[Page and application data records]
-- -- --

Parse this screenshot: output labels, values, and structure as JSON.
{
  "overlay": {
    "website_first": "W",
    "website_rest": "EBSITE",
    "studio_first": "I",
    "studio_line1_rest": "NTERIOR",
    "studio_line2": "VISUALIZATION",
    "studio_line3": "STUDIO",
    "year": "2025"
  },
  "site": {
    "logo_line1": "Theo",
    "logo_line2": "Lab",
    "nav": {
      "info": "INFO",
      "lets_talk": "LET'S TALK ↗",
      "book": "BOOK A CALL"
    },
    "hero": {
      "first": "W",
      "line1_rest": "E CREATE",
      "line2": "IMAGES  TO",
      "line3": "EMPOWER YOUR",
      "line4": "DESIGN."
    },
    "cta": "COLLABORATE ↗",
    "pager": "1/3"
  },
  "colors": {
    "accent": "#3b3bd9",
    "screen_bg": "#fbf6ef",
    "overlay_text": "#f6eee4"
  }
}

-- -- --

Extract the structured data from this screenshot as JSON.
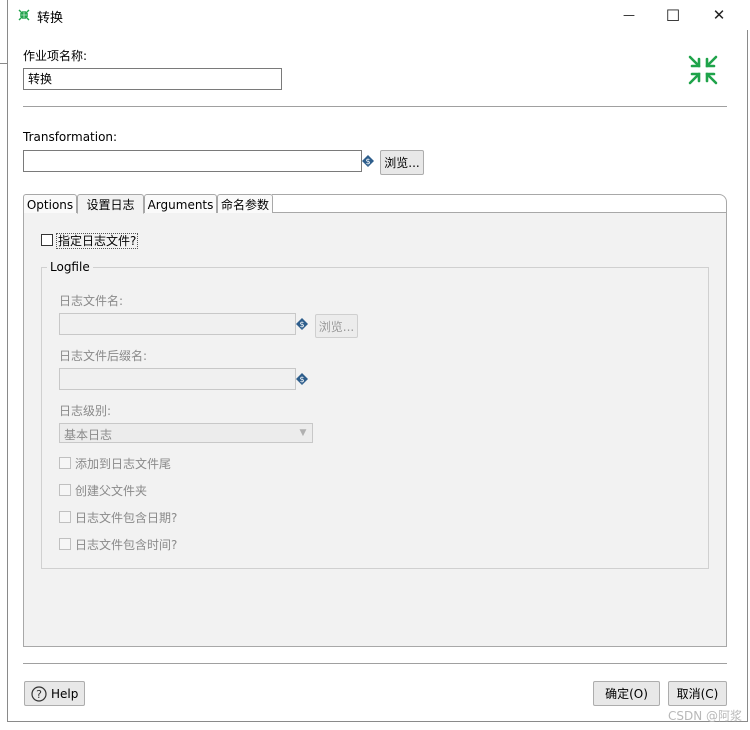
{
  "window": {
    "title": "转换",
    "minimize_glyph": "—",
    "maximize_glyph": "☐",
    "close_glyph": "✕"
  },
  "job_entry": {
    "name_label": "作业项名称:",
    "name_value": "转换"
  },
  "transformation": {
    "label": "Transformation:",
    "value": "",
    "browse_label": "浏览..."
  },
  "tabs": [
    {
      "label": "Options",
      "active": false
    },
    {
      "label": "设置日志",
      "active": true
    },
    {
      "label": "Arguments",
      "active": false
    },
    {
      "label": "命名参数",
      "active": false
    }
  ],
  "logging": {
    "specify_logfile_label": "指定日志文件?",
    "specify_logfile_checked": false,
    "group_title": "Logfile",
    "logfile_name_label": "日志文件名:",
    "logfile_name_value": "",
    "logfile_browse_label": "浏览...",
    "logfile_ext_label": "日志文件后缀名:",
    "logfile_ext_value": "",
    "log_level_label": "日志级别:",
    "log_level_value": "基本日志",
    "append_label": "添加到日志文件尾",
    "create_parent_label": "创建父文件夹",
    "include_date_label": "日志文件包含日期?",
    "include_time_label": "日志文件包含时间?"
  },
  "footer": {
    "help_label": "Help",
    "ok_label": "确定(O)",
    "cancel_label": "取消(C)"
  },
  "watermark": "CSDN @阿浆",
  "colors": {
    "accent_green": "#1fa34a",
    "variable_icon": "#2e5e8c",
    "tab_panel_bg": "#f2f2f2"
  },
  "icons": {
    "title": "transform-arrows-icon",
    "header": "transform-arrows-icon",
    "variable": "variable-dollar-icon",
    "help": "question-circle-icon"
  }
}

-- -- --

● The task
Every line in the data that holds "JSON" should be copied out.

● Finished task
Parse this screenshot: output labels, values, and structure as JSON.
Extract the structured data from this screenshot as JSON.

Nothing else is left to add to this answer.